Work order ▸
Please filter the data below down to the lines holding the string "location".

Exercise input ▸
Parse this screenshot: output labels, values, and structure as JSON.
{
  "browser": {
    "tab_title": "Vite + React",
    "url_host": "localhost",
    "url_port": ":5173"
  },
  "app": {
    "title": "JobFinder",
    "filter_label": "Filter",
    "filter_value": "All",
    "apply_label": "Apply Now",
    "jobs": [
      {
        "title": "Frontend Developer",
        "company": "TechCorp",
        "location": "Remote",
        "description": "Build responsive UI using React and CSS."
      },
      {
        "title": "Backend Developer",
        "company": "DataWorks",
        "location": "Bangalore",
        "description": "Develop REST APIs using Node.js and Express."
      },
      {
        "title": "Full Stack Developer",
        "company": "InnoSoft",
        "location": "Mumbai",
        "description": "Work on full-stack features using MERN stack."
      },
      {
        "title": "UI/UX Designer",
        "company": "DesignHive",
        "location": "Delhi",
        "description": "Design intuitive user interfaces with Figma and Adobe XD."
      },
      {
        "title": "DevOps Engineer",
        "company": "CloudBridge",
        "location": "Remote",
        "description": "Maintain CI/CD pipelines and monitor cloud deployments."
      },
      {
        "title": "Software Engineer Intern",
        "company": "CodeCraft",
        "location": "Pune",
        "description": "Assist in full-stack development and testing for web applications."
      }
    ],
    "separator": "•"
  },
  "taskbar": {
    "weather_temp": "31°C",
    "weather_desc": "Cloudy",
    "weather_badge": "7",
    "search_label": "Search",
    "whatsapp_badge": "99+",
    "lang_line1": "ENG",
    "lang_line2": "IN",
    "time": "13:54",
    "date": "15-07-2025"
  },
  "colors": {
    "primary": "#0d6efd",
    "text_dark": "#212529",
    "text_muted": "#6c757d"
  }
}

Task solution ▸
        "location": "Remote",
        "location": "Bangalore",
        "location": "Mumbai",
        "location": "Delhi",
        "location": "Remote",
        "location": "Pune",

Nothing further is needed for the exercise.